A: That depends on whether you’re using a Roundup Ready® canola system or not. If you’re using Roundup WeatherMAX® or Roundup Transorb® HC for pre- or post-burndown, there are over 70 annual and perennial weed species on the label.

The new TruFlex canola with Roundup Ready technology controls 51 weed species (24 more than the Roundup Ready® canola system), including some of the toughest for canola growers, like wild buckwheat, cleavers, thistles and dandelion.


Q: What are the benefits of TruFlex canola with Roundup Ready technology?

A: TruFlex canola with Roundup Ready technology allows for greater flexibility in spray timing and rates. Farmers can choose to make two sequential applications or one single application, depending on field conditions. This gives you a much wider application window where you can successfully go after late flushes of weeds. Using Roundup WeatherMAX, you’re looking at:


  • 0.67 litres per acre (sequential applications)
  • 1.33 litres per acre (single application)


  • Cotyledon to first flower (sequential application)
  • Cotyledon to 6-leaf (single application)


Q: What is the product’s rainfastness?

A: Roundup WeatherMAX is backed by our 30-Minute Rainfast Guarantee, and Roundup Transorb® HC is backed by our 60-Minute Rainfast Guarantee.


Q: What’s the current state of glyphosate resistance in Canada?

A: In Western Canada, glyphosate-resistant kochia was first reported in 2011. In Eastern Canada, glyphosate resistance has been documented in Canada fleabane, common ragweed, and waterhemp. Resistant waterhemp has also been found in southern Manitoba.


Q: What should I do to prevent glyphosate resistance developing in my fields?

A: Herbicide group rotation and using multiple, effective modes of action are critical to delaying and managing the onset of resistance – to any herbicide. Keep good records and be sure to scout fields post-application to check product performance and make note of any escapes. Other cultural weed control methods can also be effective in the management of herbicide resistance.


Q: Where can I find out more about herbicide resistance?

A: There are many online resources on herbicide resistance, including government websites. But a good place to start is Bayer’s site. This is a one-stop shop of information that covers everything resistance. And we mean everything – from understanding herbicide groups and the evolution of resistance, to the financial impact of the problem, to practical management tools for your farm plus a list of resources that will help you be the best resistance manager you can be.


Q: How do I get the best performance from my Roundup herbicide?

A: Like most herbicides, Roundup works best on small, actively growing weeds.
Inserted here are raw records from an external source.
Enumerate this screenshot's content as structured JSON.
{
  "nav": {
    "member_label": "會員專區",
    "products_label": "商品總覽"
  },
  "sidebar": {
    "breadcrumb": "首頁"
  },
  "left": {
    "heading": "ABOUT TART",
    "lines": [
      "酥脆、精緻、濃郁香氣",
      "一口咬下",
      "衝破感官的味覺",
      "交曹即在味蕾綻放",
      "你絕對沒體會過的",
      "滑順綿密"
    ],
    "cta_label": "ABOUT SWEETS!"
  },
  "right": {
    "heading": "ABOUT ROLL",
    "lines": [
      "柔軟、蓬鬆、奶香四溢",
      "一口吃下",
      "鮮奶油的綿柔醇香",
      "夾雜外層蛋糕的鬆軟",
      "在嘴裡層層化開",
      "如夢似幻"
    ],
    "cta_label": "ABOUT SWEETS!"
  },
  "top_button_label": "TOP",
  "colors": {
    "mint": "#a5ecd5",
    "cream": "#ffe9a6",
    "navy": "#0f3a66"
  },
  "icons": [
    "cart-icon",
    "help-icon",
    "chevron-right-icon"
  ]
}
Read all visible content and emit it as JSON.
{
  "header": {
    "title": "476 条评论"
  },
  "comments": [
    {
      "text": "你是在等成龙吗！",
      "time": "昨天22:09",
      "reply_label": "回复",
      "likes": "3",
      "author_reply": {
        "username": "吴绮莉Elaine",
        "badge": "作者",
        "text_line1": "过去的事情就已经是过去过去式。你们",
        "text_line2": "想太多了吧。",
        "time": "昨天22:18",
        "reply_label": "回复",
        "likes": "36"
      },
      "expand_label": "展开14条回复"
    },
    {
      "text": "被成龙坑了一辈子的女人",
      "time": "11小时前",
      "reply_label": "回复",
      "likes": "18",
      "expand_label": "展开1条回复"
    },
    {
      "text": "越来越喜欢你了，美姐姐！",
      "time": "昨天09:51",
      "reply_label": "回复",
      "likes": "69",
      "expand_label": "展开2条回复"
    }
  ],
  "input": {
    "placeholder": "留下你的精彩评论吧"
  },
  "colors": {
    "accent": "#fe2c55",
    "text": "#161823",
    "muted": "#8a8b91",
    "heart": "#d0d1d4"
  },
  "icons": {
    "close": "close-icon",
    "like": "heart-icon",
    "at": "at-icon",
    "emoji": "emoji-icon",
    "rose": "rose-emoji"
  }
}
The weeds need to be actively growing in order for the glyphosate to effectively translocate through the plant. And the smaller the weeds are the better because small plants push the herbicide through faster. Spraying when it’s too cold (4C) or too hot (30C) is not recommended as plants tend to shut down in these temperatures and don’t properly absorb the active ingredient or effectively move it through its tissues.




1 John Franz gets $5 for patent:
2 More acres with less product: Point 6 on this site: